Almost every war movie that has come out of the wars with Iraq have involved PTSD. “The Yellow Birds” is typical of the subgenre. It is based on the novel by Kevin Powers. Powers enlisted in the Army at age 17 and served in Iraq as a machine gunner. The book is based on his experiences in the Army and when he returned home. The Bartle character is based on him. The book was critically acclaimed. The movie was directed by Alexandre Moors. It was originally supposed to star Benedict Cumberbatch and Will Poulter. The film was shown at the Sundance Festival and was awarded the U.S. Dramatic Special Jury Award for Cinematography. However, the audience reaction caused the film to be reedited. It had a very limited release.
The opening narration sets the theme. “The war tried to kill us in the spring and the summer. Tried to kill us every day, didn’t explain itself, didn’t tell us why it brought us there. It just took. It killed some of us before we knew we were dead. Pretty soon it was hard to tell who was alive and who was a ghost.” Murphy (Tye Sheridan) and Bartle (Alden Ehrenreich) meet in boot camp and become best friends. We don’t even get a montage before the buddies are in the shit. To build the case for PTSD, they are on a rooftop in an Iraqi city and Sergeant Stirling (Jack Huston) lights up a car that drives toward their position. Collateral damage claims the lives of some civilians and we are supposed to feel Stirling is a combat junkie, but what else was he supposed to do? Other scenes expand on the “I hate this place” vibe. IEDs and ambushes. Comrades die in your arms. It turns out that Murph is not cut out for this. He ends up going missing and the mystery has not been solved by the time Bartle returns to the states. Before he left, he promised Mrs. Murphy (Jennifer Anniston!) to take care of her son. This pressure and his experiences in Iraq turn him into a stereotypical homeless vet. Mrs. Murphy wants to know what happened to her son and so does the Army.
“The Yellow Birds” is the rare war movie mystery. This makes it different than your typical vet returns with problems movie. The mystery is the only thing original about it, however. The characters are cliché and the combat is what you visualize when you think Iraq. It is also different in that it is nonlinear. This works well. The closest equivalent to this movie is “Courage Under Fire”. Not equivalent cast-wise.
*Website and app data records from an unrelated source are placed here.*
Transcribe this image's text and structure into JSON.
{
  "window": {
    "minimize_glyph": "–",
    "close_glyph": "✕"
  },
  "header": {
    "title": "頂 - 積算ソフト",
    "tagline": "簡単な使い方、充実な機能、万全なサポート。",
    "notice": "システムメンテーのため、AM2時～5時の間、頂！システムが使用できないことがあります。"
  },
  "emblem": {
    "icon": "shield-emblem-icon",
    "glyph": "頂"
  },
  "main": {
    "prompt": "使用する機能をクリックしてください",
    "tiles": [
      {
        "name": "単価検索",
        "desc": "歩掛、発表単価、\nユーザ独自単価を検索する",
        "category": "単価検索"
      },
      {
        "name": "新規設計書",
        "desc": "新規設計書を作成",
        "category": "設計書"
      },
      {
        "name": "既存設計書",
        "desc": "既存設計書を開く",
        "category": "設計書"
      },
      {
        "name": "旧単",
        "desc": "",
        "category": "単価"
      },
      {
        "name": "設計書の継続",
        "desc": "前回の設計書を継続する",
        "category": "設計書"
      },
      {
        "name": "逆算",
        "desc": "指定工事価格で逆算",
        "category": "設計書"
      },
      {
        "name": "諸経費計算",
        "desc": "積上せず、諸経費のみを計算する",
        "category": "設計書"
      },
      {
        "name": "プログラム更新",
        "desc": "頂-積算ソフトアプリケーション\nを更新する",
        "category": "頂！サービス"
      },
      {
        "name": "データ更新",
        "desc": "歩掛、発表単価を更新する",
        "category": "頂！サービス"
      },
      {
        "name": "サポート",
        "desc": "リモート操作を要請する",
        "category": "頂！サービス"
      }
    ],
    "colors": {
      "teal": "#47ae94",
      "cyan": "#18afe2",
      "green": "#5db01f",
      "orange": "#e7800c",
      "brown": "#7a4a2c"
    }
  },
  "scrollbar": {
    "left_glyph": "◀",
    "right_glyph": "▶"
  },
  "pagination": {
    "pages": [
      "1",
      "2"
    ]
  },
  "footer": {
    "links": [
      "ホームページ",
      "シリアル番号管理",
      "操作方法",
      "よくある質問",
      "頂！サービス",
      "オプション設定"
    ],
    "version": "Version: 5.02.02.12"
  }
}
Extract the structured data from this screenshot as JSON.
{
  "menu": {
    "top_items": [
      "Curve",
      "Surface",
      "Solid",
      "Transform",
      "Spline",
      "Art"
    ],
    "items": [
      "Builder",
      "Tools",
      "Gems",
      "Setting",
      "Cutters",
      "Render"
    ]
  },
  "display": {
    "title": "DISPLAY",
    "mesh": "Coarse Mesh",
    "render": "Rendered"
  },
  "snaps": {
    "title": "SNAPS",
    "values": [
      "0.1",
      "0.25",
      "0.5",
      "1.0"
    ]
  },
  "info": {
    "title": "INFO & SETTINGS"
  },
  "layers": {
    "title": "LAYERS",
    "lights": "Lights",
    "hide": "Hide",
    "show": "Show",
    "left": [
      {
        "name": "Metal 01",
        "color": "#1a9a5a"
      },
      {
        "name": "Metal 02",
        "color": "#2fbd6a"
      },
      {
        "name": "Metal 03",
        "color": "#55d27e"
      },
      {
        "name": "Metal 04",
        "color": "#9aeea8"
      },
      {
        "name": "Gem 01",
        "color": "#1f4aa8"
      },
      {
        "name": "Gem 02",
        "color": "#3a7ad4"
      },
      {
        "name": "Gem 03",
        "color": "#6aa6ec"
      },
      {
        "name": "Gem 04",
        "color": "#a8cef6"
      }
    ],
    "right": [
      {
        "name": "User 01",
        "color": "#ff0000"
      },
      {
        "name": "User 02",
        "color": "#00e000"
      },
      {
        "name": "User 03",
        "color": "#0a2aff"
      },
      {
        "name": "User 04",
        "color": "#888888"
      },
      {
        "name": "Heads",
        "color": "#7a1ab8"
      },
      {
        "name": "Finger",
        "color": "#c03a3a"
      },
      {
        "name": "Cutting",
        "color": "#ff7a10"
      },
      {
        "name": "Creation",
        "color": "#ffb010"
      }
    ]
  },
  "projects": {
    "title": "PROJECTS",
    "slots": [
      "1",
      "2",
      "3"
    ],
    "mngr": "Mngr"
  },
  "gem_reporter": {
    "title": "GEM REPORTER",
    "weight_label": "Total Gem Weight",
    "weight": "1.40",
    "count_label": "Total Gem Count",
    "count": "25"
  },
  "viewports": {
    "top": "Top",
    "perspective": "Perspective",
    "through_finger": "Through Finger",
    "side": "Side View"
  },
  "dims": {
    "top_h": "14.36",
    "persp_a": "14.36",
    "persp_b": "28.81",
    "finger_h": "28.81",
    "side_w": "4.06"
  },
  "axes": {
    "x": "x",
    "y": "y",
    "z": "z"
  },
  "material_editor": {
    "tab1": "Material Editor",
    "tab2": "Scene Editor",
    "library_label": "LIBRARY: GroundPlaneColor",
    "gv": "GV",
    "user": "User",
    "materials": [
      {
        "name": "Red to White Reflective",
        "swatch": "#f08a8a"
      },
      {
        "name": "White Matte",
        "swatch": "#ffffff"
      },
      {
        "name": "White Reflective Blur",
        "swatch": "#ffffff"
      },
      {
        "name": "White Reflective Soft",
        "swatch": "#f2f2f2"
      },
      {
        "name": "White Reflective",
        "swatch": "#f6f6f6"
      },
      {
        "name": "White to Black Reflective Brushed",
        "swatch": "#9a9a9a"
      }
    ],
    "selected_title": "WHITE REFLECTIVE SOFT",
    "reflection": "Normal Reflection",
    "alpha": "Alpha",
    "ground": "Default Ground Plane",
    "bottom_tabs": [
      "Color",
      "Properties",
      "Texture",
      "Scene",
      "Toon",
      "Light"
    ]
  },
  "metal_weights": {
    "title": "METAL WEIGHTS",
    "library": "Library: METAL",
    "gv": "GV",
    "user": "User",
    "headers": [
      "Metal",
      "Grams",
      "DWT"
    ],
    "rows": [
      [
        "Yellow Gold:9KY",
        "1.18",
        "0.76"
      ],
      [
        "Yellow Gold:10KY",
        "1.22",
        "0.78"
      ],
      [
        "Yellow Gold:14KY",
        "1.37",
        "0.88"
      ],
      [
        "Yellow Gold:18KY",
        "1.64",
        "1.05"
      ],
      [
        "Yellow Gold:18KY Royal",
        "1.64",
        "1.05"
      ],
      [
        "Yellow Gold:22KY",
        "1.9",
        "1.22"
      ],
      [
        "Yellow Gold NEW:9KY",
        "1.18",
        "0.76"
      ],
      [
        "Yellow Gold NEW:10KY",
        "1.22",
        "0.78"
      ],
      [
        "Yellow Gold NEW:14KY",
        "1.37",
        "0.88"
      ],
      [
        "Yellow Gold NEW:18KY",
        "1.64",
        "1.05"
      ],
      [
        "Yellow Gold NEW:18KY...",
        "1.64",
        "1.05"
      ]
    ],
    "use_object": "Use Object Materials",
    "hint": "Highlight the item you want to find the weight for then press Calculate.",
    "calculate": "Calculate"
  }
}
Bartle and Anniston are strong, but there is no Denzel Washington to be found. The combat scenes are brief, but realistic for Iraq. Unfortunately, the movie does not make a strong case for it being Hell. Bartle and especially Murph come off as being fragile. Since Powers was actually in the thick of it, I have to assume the movie’s structure did not allow time to really develop the reasons for Murph’s actions and Bartle’s reactions.
“The Yellow Birds” could have been much better, but it is a sincere effort and considering how few war movies are being made these days, it is worth a watch.
GRADE = B-